As autumn arrives, and children get back to school, so I prepare to return to my day job. In case you haven’t realised, I tutor classes for adults, leading reading and writing groups.
Are writing sessions self-explanatory? I never take it for granted, but I thought so, until someone arrived at Creative Writing expecting to be taught calligraphy. She was very nice, and we shared a smile about it, but since then I’ve been even more careful when creating course titles.
The question of what happens in one of my reading groups is trickiest to put across, I’ve usually only a title and a ‘strapline’ of thirty or forty words to get it right. Despite that word reading, what we mostly do is talk about what we’ve already read, according to a schedule that I’ve set. Aren’t my homework tasks the best?
I think of my reading sessions as following two main themes. First, there are the hard-hitters: the short stories. These are the pieces of writing you should never underestimate. At their best, they can turn your ideas upside down or inside out in a handful of pages.
For this term, that will be crime fiction, starting from the 1930s. We’ll be reading through the twentieth century, taking in some of the top writers from Britain and America.
My heavy hitter, this autumn, is Elizabeth Gaskell’s, North and South. Why do I describe it in that way? Well not just because this is a great novel, it also has a little to do with the fact that my paperback copy weighs a hefty 12 ounces (that’s 496 pages) and in the hands of a trained killer might turn into a handy weapon. There, you see, it’s not for nothing that I lead imaginative writing sessions.
The principle I follow has been summed up neatly by Francine Prose, in her book, Reading Like a Writer. She describes the advantages of exploring books and stories that challenge us:

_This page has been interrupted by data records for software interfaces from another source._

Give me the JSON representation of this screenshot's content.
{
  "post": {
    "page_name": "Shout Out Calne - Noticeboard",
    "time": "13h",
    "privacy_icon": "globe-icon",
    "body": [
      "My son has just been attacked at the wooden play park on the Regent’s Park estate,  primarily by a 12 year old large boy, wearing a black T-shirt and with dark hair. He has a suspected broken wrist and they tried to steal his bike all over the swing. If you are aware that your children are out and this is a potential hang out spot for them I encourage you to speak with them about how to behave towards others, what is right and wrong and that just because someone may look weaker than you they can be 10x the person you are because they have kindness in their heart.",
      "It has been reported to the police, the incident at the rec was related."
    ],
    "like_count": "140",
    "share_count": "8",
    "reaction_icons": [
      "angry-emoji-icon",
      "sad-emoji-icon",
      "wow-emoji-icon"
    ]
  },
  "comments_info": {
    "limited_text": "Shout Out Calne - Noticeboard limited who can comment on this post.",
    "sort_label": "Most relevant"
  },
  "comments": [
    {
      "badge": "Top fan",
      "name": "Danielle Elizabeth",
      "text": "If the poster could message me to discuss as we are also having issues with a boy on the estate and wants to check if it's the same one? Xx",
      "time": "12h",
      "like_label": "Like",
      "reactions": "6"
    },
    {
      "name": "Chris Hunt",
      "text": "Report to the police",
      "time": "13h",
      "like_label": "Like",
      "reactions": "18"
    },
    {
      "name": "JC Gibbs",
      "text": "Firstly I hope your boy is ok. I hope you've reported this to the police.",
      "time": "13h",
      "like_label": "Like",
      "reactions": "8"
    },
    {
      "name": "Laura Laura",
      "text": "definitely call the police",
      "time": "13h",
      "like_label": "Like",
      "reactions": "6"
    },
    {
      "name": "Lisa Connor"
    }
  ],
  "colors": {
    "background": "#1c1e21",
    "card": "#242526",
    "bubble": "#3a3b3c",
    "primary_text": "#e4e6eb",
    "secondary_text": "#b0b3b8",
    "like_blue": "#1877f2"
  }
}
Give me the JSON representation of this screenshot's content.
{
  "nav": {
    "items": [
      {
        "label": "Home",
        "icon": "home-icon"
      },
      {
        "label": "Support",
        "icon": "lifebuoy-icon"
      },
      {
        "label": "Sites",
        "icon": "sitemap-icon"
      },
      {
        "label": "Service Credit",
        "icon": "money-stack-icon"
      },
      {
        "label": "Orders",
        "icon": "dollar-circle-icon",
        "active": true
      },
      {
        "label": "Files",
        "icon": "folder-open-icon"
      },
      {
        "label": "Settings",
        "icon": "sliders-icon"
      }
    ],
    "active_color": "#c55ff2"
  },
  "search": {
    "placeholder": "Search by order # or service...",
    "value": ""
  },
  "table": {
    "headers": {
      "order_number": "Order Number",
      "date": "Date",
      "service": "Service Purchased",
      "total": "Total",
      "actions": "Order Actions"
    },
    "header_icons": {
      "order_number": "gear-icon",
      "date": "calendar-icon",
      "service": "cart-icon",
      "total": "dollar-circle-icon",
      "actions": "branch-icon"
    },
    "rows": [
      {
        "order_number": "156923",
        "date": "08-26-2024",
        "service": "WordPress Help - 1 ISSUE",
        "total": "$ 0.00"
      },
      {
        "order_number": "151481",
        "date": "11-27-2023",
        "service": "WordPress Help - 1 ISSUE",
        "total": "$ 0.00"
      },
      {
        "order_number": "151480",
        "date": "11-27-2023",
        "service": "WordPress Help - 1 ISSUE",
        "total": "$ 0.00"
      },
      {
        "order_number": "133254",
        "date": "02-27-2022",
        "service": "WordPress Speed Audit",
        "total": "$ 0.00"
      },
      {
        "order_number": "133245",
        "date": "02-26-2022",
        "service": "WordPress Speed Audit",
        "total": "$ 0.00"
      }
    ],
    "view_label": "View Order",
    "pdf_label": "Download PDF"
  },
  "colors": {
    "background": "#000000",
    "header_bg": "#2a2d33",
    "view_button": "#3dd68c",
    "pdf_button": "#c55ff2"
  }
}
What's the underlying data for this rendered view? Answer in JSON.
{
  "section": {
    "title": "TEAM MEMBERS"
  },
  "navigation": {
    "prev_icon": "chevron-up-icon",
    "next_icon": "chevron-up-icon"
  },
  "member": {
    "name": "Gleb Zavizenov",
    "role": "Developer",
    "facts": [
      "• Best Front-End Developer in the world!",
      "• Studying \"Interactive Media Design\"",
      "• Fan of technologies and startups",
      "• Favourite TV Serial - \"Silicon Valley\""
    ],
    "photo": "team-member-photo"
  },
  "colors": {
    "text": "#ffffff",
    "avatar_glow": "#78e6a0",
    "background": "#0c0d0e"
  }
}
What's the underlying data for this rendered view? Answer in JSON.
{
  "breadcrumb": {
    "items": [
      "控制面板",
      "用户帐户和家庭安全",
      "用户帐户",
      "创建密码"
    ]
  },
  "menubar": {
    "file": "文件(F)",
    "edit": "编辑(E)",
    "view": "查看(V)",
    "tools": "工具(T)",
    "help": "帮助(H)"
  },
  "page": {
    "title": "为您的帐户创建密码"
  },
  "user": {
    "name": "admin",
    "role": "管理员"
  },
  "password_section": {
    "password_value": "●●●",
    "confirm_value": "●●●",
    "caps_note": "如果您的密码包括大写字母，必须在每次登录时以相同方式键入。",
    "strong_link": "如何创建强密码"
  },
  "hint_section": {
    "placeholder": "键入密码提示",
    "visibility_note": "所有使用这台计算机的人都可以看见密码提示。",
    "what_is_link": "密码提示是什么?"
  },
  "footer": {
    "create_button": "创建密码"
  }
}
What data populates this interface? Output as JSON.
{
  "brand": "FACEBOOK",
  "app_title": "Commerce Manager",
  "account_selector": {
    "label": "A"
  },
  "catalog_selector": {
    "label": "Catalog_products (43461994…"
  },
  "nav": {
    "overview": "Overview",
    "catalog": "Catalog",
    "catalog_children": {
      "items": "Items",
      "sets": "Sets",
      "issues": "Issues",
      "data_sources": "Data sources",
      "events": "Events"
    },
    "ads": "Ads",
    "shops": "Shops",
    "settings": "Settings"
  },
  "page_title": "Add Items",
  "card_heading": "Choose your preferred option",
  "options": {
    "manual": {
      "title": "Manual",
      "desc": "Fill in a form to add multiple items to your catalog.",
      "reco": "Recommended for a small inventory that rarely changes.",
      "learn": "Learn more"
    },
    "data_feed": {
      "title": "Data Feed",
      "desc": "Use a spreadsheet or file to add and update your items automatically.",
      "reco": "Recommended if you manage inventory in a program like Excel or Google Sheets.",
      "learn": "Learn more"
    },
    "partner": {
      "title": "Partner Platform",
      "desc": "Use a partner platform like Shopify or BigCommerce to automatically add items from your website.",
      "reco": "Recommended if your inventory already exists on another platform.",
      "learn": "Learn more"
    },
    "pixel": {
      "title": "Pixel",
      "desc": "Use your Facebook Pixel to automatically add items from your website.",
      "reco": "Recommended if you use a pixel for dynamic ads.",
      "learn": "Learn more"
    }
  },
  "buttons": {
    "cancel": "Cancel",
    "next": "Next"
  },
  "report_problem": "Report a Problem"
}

…I’ve always found that the better the book I’m reading, the smarter I feel, or, at least, the more able I am to imagine that I might, someday become smarter.
It works for readers and writers alike.